> **THE DATA**:
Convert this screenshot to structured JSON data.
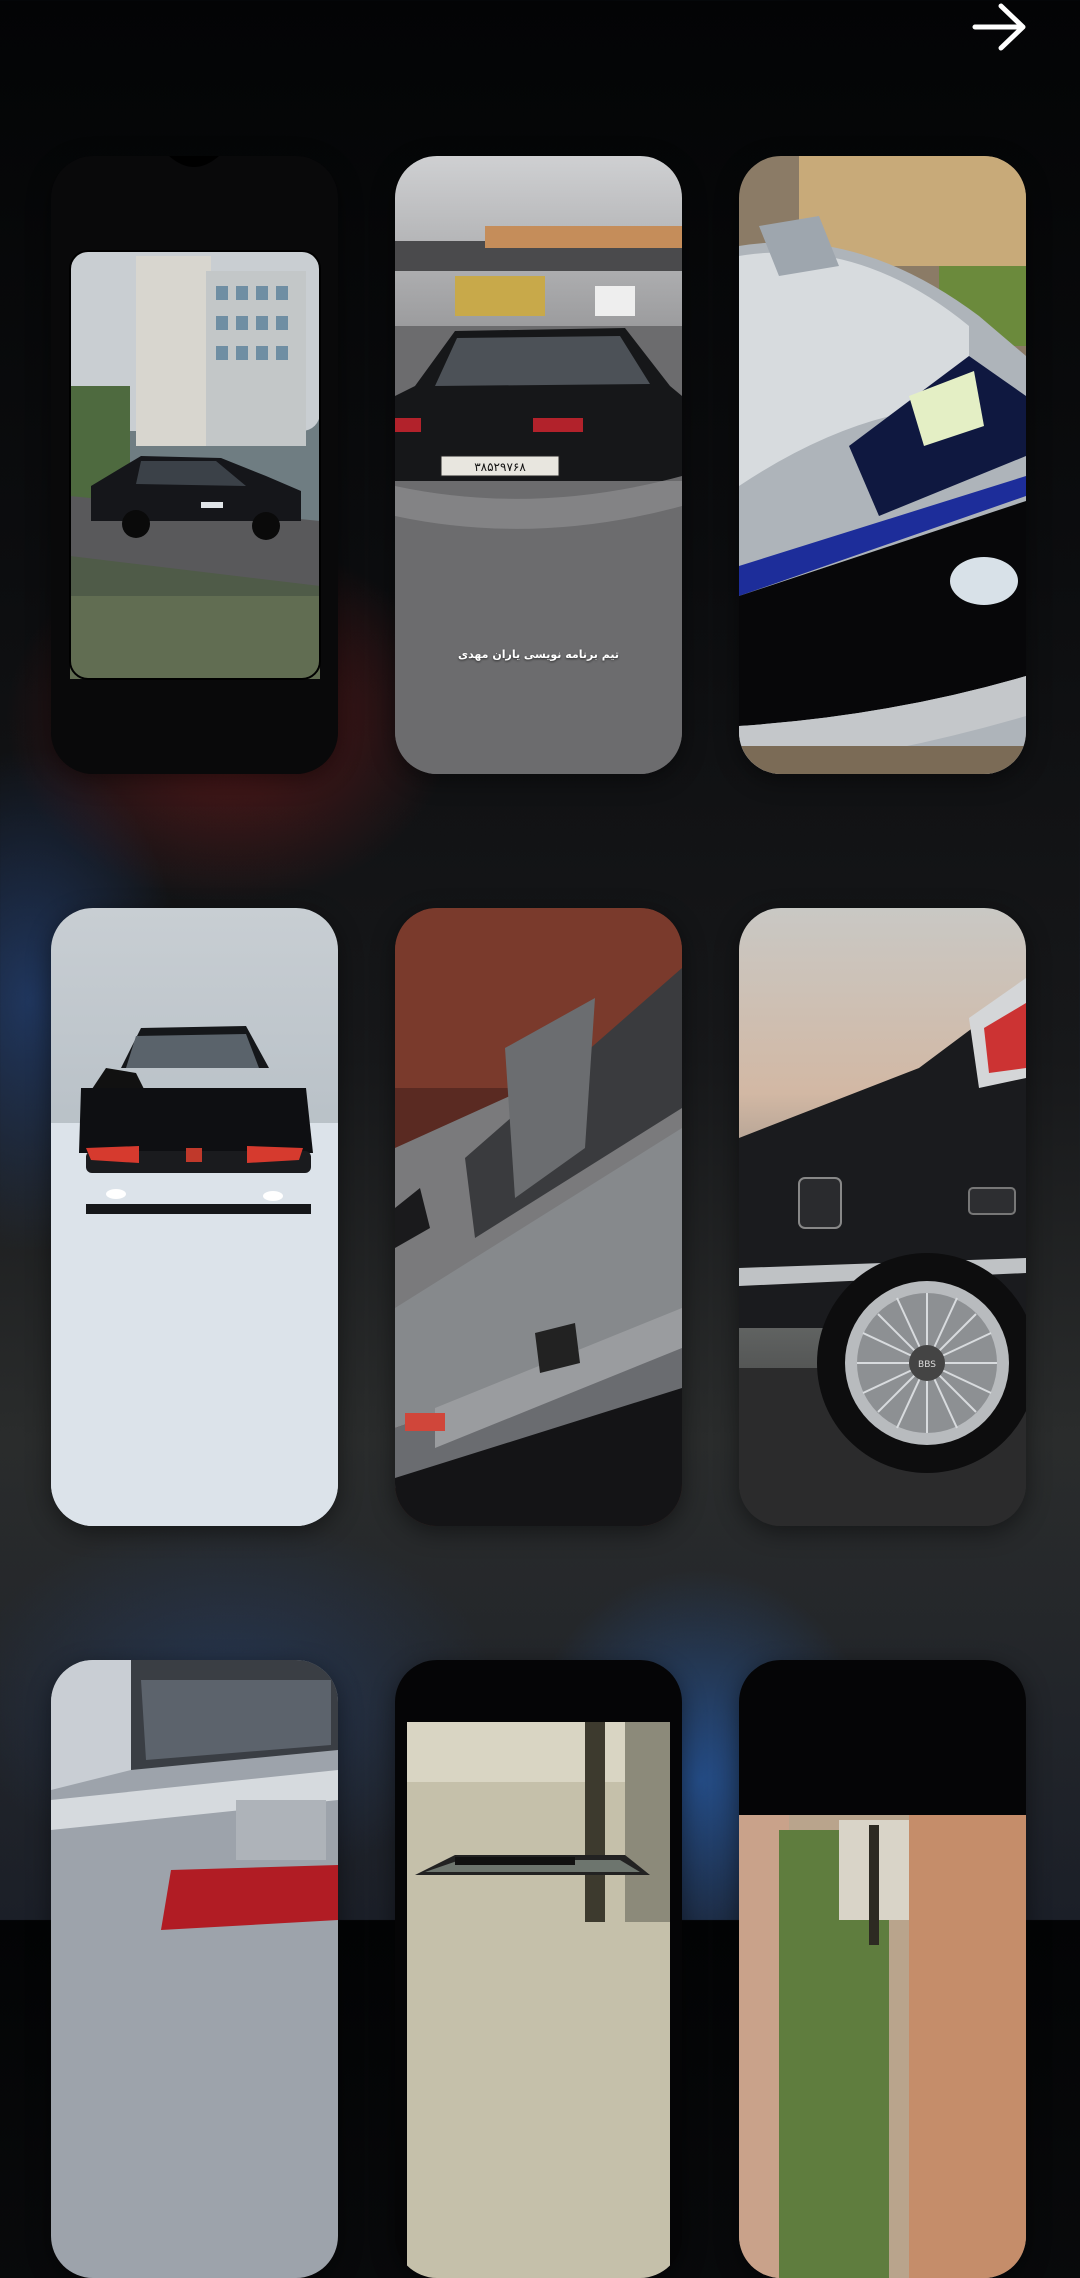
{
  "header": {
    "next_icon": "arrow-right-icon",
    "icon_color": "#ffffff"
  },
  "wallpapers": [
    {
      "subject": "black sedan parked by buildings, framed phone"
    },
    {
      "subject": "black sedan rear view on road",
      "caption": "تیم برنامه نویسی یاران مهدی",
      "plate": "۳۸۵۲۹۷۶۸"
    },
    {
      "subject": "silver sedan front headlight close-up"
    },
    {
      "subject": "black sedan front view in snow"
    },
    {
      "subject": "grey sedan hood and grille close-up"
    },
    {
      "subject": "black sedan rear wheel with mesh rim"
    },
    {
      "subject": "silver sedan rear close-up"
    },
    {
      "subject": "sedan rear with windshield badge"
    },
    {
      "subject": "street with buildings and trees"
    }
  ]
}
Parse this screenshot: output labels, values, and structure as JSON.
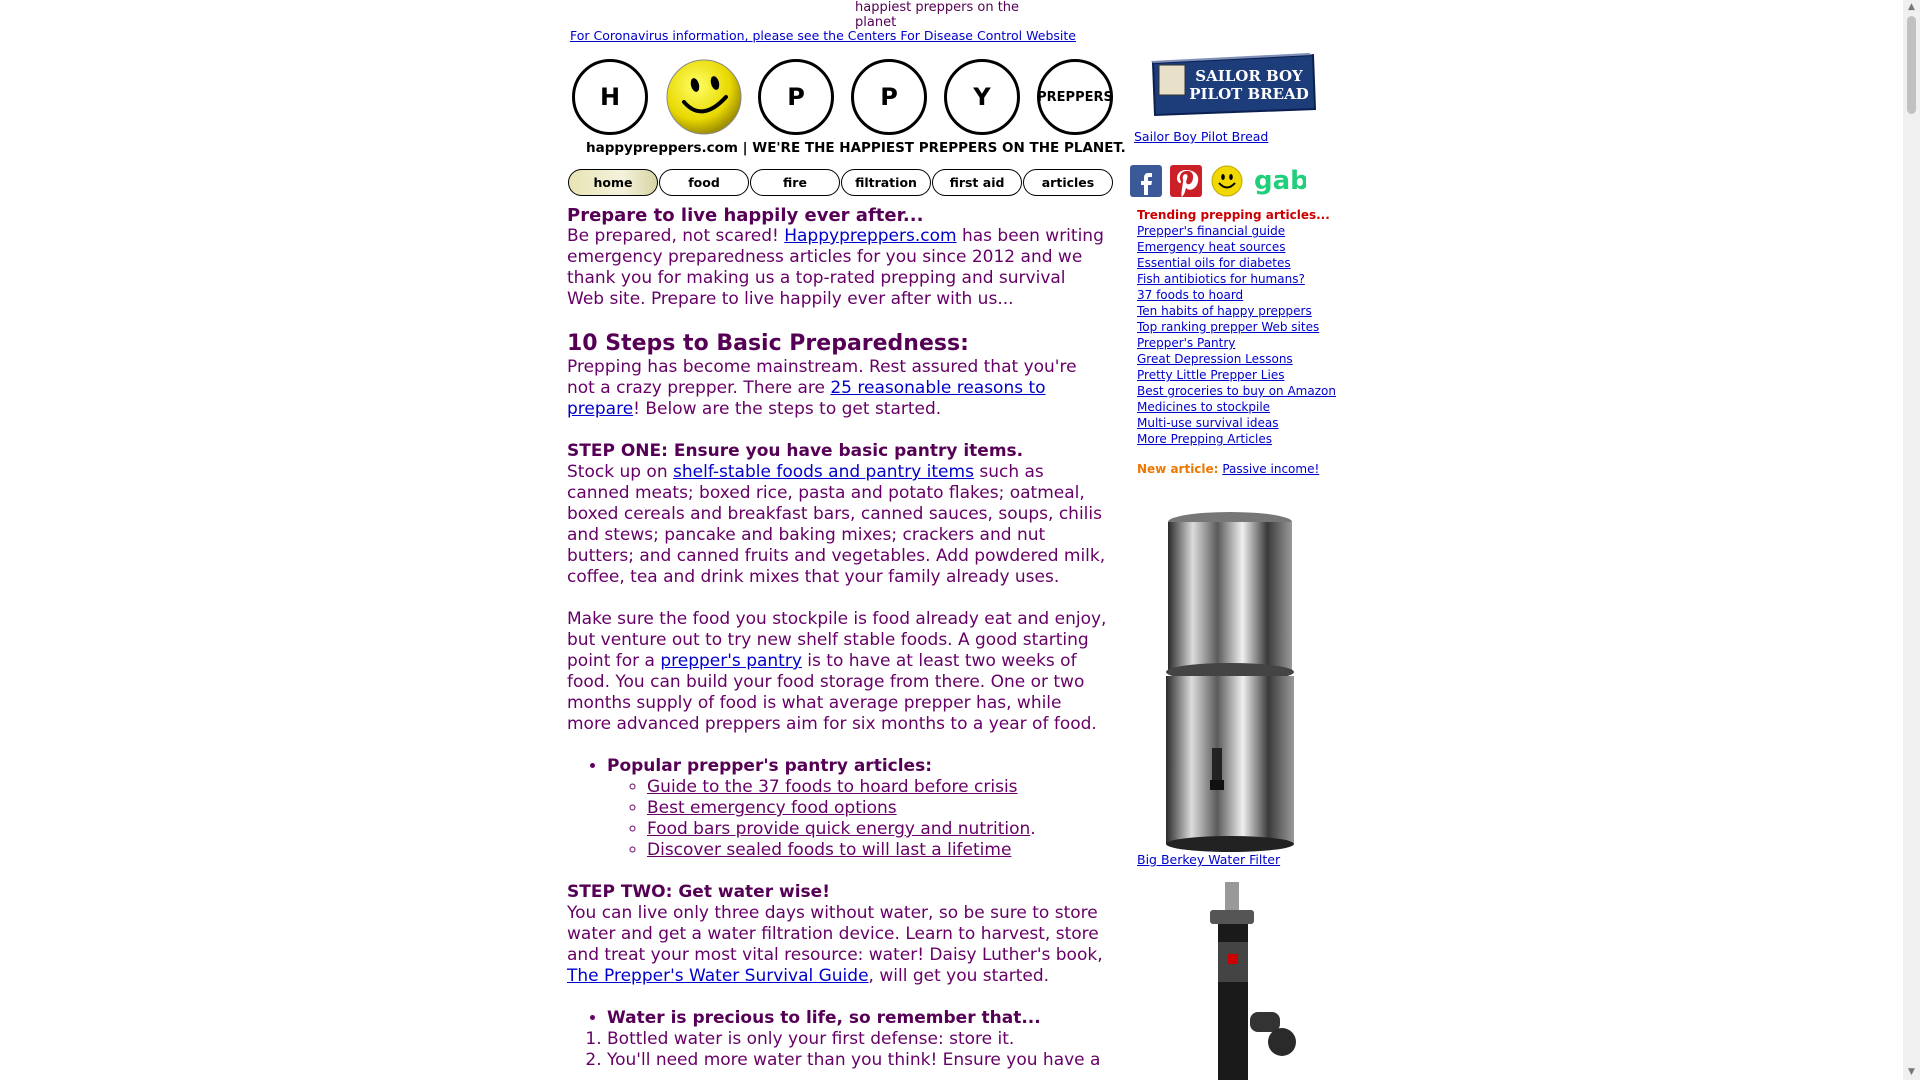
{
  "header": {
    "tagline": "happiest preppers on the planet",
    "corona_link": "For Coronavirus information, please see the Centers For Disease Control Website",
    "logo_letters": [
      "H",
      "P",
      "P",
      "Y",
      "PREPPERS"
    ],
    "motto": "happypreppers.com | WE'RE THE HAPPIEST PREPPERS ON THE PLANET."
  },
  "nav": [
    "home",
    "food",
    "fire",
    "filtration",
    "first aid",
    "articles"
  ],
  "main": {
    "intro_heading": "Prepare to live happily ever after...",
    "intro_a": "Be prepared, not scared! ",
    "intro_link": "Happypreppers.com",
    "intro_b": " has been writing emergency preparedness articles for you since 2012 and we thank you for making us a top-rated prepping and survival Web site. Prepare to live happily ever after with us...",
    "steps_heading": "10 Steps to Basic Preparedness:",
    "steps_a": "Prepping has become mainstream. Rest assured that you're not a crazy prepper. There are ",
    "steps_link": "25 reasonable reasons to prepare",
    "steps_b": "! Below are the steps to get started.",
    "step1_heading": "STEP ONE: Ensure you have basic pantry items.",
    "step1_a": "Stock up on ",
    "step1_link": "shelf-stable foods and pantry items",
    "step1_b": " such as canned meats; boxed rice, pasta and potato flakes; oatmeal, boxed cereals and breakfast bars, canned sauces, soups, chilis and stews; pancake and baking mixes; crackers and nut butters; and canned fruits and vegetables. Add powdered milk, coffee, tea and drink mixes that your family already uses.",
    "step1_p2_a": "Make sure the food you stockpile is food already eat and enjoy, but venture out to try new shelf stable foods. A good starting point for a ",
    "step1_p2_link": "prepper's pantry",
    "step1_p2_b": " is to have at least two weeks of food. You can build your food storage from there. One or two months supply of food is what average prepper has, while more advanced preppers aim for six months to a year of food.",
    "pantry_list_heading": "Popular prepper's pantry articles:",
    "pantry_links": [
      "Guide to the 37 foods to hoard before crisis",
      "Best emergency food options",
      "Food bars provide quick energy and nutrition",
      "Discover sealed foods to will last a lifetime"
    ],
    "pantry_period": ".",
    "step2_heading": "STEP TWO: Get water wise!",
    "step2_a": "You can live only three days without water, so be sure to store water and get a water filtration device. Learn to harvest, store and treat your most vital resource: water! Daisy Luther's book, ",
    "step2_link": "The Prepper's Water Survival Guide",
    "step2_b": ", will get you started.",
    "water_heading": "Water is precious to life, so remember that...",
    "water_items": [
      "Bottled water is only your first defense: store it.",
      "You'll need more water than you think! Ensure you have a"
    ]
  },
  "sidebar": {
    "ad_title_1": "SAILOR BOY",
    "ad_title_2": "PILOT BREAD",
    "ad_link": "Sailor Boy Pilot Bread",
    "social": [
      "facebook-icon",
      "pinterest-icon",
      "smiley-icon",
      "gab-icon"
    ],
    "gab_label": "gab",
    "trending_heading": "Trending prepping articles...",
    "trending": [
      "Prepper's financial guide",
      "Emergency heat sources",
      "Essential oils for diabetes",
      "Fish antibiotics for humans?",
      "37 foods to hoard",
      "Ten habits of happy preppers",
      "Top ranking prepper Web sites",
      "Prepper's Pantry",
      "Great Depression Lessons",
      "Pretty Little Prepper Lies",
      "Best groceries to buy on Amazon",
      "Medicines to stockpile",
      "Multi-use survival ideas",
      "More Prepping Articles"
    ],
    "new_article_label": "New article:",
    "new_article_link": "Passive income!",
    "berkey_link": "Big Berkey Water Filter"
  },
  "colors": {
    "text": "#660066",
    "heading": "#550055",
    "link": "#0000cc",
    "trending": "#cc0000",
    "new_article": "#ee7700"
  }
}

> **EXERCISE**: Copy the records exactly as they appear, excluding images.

> **ANSWER BOX**:
Convert this screenshot to structured JSON data.
{
  "header": {
    "next_icon": "arrow-right-icon",
    "icon_color": "#ffffff"
  },
  "wallpapers": [
    {
      "subject": "black sedan parked by buildings, framed phone"
    },
    {
      "subject": "black sedan rear view on road",
      "caption": "تیم برنامه نویسی یاران مهدی",
      "plate": "۳۸۵۲۹۷۶۸"
    },
    {
      "subject": "silver sedan front headlight close-up"
    },
    {
      "subject": "black sedan front view in snow"
    },
    {
      "subject": "grey sedan hood and grille close-up"
    },
    {
      "subject": "black sedan rear wheel with mesh rim"
    },
    {
      "subject": "silver sedan rear close-up"
    },
    {
      "subject": "sedan rear with windshield badge"
    },
    {
      "subject": "street with buildings and trees"
    }
  ]
}
Parse this screenshot: output labels, values, and structure as JSON.
{
  "header": {
    "tagline": "happiest preppers on the planet",
    "corona_link": "For Coronavirus information, please see the Centers For Disease Control Website",
    "logo_letters": [
      "H",
      "P",
      "P",
      "Y",
      "PREPPERS"
    ],
    "motto": "happypreppers.com | WE'RE THE HAPPIEST PREPPERS ON THE PLANET."
  },
  "nav": [
    "home",
    "food",
    "fire",
    "filtration",
    "first aid",
    "articles"
  ],
  "main": {
    "intro_heading": "Prepare to live happily ever after...",
    "intro_a": "Be prepared, not scared! ",
    "intro_link": "Happypreppers.com",
    "intro_b": " has been writing emergency preparedness articles for you since 2012 and we thank you for making us a top-rated prepping and survival Web site. Prepare to live happily ever after with us...",
    "steps_heading": "10 Steps to Basic Preparedness:",
    "steps_a": "Prepping has become mainstream. Rest assured that you're not a crazy prepper. There are ",
    "steps_link": "25 reasonable reasons to prepare",
    "steps_b": "! Below are the steps to get started.",
    "step1_heading": "STEP ONE: Ensure you have basic pantry items.",
    "step1_a": "Stock up on ",
    "step1_link": "shelf-stable foods and pantry items",
    "step1_b": " such as canned meats; boxed rice, pasta and potato flakes; oatmeal, boxed cereals and breakfast bars, canned sauces, soups, chilis and stews; pancake and baking mixes; crackers and nut butters; and canned fruits and vegetables. Add powdered milk, coffee, tea and drink mixes that your family already uses.",
    "step1_p2_a": "Make sure the food you stockpile is food already eat and enjoy, but venture out to try new shelf stable foods. A good starting point for a ",
    "step1_p2_link": "prepper's pantry",
    "step1_p2_b": " is to have at least two weeks of food. You can build your food storage from there. One or two months supply of food is what average prepper has, while more advanced preppers aim for six months to a year of food.",
    "pantry_list_heading": "Popular prepper's pantry articles:",
    "pantry_links": [
      "Guide to the 37 foods to hoard before crisis",
      "Best emergency food options",
      "Food bars provide quick energy and nutrition",
      "Discover sealed foods to will last a lifetime"
    ],
    "pantry_period": ".",
    "step2_heading": "STEP TWO: Get water wise!",
    "step2_a": "You can live only three days without water, so be sure to store water and get a water filtration device. Learn to harvest, store and treat your most vital resource: water! Daisy Luther's book, ",
    "step2_link": "The Prepper's Water Survival Guide",
    "step2_b": ", will get you started.",
    "water_heading": "Water is precious to life, so remember that...",
    "water_items": [
      "Bottled water is only your first defense: store it.",
      "You'll need more water than you think! Ensure you have a"
    ]
  },
  "sidebar": {
    "ad_title_1": "SAILOR BOY",
    "ad_title_2": "PILOT BREAD",
    "ad_link": "Sailor Boy Pilot Bread",
    "social": [
      "facebook-icon",
      "pinterest-icon",
      "smiley-icon",
      "gab-icon"
    ],
    "gab_label": "gab",
    "trending_heading": "Trending prepping articles...",
    "trending": [
      "Prepper's financial guide",
      "Emergency heat sources",
      "Essential oils for diabetes",
      "Fish antibiotics for humans?",
      "37 foods to hoard",
      "Ten habits of happy preppers",
      "Top ranking prepper Web sites",
      "Prepper's Pantry",
      "Great Depression Lessons",
      "Pretty Little Prepper Lies",
      "Best groceries to buy on Amazon",
      "Medicines to stockpile",
      "Multi-use survival ideas",
      "More Prepping Articles"
    ],
    "new_article_label": "New article:",
    "new_article_link": "Passive income!",
    "berkey_link": "Big Berkey Water Filter"
  },
  "colors": {
    "text": "#660066",
    "heading": "#550055",
    "link": "#0000cc",
    "trending": "#cc0000",
    "new_article": "#ee7700"
  }
}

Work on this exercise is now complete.